Fresh research adds weight to the notion that certain foods (think empty carbs like bagels and sweet treats) can lead to more intense hunger and overeating.

Fast-digesting carbohydrates can stimulate regions of the brain involved in cravings and addiction, according to a study published in the American Journal of Clinical Nutrition.

Read more

4:10pm

Wed June 26, 2013
Shots - Health News

NIH Takes Another Step Toward Retirement Of Research Chimps

Originally published on Thu June 27, 2013 9:32 am

Chimpanzees play at Chimp Haven, a retirement home for former research animals, in Keithville, La.
Gerald Herbert AP

The National Institutes of Health says it will retire hundreds of chimpanzees that the agency had been using for research. Animal rights activists see the move as a big step towards ending the use of chimps in research, but it will be awhile before any of the research chimps find their way into retirement homes.

Read more

2:42pm

Wed June 26, 2013
The Two-Way

Black Bear Roams In D.C., Days After Red Panda's Jaunt

A black bear was captured in northwest Washington, D.C., Wednesday, two days after Rusty the red panda escaped from the National Zoo into a nearby area.
YouTube

First there was Rusty, the red panda. Now there are reports that a bear was captured after roaming around in Washington, D.C., Wednesday, prompting (mostly unserious) concerns of a possible siege on the nation's capital.

Read more

9:03am

Wed June 26, 2013
The Salt

Fruity With A Hint Of Bologna: A Slacker's Guide To Wine Tasting

Originally published on Sat June 29, 2013 9:29 pm

Swigging for science: A hint of oak, our wine tasting newbies learned, is more common in reds than whites. It's a marker for expense in both.
Heather Rousseau NPR

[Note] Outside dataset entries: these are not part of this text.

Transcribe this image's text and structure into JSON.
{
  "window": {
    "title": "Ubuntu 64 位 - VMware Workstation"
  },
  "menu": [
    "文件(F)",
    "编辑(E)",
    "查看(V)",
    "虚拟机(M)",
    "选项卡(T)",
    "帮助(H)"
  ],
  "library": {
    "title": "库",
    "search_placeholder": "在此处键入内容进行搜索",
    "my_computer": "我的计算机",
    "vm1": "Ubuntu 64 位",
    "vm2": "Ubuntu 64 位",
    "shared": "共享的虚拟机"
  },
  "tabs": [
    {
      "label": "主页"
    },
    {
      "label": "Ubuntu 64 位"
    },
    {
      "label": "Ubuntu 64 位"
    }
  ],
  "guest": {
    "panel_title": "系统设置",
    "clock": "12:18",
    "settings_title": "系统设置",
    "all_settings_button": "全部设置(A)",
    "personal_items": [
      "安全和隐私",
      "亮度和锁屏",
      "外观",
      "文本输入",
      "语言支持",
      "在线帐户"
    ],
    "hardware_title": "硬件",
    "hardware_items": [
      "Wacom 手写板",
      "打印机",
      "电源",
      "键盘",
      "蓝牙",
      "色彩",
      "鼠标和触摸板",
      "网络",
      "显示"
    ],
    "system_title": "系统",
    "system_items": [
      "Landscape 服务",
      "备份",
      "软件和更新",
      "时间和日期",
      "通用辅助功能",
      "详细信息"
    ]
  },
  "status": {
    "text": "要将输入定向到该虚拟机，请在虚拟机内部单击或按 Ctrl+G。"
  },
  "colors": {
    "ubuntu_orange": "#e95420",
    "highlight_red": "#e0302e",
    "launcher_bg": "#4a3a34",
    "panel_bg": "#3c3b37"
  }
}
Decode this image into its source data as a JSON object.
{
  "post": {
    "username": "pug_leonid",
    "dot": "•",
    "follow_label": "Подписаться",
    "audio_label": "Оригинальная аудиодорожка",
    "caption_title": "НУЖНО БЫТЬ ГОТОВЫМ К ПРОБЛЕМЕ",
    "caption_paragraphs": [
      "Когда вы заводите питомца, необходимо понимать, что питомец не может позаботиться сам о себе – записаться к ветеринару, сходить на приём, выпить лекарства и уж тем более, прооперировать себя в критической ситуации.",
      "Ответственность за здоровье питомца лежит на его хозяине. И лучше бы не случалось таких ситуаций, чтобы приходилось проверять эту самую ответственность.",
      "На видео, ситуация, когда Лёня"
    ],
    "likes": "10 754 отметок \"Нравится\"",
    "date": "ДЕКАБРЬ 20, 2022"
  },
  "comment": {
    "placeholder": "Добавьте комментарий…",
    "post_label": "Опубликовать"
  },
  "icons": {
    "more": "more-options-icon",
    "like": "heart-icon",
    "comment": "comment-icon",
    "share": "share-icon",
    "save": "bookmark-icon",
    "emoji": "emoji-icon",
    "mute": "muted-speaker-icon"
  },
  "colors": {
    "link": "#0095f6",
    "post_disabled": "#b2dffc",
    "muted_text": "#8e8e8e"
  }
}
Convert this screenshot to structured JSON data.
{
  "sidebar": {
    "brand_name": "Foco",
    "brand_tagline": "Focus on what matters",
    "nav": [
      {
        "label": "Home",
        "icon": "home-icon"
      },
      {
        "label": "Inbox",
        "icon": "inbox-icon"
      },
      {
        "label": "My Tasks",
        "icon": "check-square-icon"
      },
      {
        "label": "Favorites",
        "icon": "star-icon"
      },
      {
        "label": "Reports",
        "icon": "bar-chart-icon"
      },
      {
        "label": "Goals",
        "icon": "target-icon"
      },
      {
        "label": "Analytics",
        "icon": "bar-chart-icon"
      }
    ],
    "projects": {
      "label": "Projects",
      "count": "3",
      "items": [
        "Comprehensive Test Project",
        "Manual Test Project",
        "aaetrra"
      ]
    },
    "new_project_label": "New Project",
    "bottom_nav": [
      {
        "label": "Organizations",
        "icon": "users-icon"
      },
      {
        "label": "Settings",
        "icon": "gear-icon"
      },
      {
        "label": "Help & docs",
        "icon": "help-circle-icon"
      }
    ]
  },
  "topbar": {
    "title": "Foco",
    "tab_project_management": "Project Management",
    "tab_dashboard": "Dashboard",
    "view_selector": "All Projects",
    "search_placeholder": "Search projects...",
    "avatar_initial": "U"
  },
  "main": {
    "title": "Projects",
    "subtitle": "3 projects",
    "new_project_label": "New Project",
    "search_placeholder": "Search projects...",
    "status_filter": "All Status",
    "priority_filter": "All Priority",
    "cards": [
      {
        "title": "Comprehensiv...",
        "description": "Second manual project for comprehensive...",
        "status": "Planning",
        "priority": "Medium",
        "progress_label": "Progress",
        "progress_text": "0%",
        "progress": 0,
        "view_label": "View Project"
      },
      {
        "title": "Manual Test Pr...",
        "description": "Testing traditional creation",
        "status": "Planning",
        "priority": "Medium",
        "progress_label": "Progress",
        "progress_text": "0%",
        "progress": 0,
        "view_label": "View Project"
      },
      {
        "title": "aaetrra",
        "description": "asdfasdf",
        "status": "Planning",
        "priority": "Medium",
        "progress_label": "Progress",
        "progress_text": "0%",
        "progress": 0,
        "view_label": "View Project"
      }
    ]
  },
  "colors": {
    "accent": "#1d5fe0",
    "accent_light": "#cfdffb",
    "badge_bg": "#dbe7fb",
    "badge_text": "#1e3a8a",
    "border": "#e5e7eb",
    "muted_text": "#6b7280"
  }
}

Wine tasting has taken it on the chin recently.

"There are no two ways about it: the bullsh*t is strong with wine."

That's what Robert T. Gonzales recently wrote on io9.com in a post that eviscerated wine tasting as a form of skilled craft. "Wine tasting. Wine rating. Wine reviews. Wine descriptions," he writes. "They're all related. And they're all egregious offenders, from a [expletive deleted] standpoint."

Read more

8:33am

Wed June 26, 2013
13.7: Cosmos And Culture

Laws Of Man And Laws Of Nature

The Sundarbans, a mangrove forest at the edge of the Bay of Bengal, stretch across parts of southwestern Bangladesh and southeastern India.
NASA

We humans are an unruly bunch. So much so that we need laws to keep order, to make sure we stay on track. Without our laws, society would quickly descend into chaos. The laws of man are guarantors of order, a necessary control against the inherent greediness of our species.

Read more

4:11pm

Tue June 25, 2013
The Salt

How Well Do You Know Your Fish Fillet? Even Chefs Can Be Fooled

Originally published on Thu June 27, 2013 12:42 pm

Jessica McConnell, 26, of Silver Spring, Md., tries to identify halibut, red snapper and salmon at a dinner hosted by Oceana and the National Aquarium in Washington, D.C.
Heather Rousseau NPR

In the world of seafood, looks can be very deceiving. And unfortunately for anyone who buys fish, it's easy for people above you in the supply chain to sell you something other than what you want.

Read more

Pages